=== Section Start ===

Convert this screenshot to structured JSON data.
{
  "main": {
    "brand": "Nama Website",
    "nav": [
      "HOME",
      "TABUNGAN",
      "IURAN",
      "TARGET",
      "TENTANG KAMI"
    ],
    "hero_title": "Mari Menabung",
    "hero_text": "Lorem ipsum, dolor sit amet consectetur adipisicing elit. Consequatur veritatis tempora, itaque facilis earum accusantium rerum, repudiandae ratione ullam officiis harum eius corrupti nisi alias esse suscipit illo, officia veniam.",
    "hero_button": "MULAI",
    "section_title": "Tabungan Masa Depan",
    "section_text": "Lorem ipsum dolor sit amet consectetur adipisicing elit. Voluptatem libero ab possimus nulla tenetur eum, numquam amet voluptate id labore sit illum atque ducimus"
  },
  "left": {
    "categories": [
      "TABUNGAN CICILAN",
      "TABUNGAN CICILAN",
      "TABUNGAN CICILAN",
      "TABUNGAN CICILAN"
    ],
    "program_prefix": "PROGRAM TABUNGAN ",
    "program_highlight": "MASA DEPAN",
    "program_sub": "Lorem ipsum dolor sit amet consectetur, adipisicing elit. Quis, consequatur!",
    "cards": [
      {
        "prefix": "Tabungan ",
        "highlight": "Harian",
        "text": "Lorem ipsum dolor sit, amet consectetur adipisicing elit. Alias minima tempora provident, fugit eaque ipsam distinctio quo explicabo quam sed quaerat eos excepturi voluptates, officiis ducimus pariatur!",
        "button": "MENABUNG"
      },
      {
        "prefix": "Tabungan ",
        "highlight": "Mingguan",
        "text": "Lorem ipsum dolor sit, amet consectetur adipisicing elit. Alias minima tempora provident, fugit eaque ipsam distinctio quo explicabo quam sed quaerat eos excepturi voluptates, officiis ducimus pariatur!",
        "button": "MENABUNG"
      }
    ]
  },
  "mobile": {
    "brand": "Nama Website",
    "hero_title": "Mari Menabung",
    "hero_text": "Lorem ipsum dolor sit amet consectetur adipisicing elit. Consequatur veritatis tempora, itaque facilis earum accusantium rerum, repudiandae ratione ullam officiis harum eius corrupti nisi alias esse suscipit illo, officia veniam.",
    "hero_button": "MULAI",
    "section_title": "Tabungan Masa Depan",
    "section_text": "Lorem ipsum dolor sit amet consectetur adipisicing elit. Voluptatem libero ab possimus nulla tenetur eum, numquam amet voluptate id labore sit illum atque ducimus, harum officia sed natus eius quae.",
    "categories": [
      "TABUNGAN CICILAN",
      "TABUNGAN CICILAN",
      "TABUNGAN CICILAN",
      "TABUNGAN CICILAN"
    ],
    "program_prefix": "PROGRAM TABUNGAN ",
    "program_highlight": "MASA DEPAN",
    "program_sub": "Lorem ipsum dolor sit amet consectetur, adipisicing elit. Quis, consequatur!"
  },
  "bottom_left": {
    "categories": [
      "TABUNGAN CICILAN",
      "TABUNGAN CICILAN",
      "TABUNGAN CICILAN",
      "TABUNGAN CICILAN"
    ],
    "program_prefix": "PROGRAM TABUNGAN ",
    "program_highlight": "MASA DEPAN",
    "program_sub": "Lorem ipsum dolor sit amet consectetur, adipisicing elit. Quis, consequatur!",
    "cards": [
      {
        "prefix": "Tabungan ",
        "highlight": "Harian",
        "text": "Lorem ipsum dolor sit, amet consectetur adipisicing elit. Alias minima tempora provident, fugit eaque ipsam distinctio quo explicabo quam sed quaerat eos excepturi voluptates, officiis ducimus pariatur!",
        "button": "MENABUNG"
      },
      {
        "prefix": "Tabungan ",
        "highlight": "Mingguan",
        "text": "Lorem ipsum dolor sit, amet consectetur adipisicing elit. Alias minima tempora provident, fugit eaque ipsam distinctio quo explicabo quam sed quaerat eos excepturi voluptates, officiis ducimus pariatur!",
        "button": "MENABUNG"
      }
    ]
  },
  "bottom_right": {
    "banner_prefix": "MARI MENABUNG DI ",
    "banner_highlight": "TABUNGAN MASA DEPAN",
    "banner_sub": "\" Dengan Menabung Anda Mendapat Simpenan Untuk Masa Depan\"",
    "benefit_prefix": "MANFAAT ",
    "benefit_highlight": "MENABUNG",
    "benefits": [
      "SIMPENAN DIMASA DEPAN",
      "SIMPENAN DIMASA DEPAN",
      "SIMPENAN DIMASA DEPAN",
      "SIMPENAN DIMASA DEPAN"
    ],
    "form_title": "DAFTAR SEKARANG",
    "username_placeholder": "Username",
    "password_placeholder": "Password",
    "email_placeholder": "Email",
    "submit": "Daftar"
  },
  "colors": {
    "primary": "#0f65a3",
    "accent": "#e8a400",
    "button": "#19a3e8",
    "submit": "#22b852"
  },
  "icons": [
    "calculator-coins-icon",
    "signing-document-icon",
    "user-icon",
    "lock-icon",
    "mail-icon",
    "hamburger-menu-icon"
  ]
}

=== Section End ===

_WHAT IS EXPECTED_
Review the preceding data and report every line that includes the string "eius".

_RESULT BELOW_
    "hero_text": "Lorem ipsum, dolor sit amet consectetur adipisicing elit. Consequatur veritatis tempora, itaque facilis earum accusantium rerum, repudiandae ratione ullam officiis harum eius corrupti nisi alias esse suscipit illo, officia veniam.",
    "hero_text": "Lorem ipsum dolor sit amet consectetur adipisicing elit. Consequatur veritatis tempora, itaque facilis earum accusantium rerum, repudiandae ratione ullam officiis harum eius corrupti nisi alias esse suscipit illo, officia veniam.",
    "section_text": "Lorem ipsum dolor sit amet consectetur adipisicing elit. Voluptatem libero ab possimus nulla tenetur eum, numquam amet voluptate id labore sit illum atque ducimus, harum officia sed natus eius quae.",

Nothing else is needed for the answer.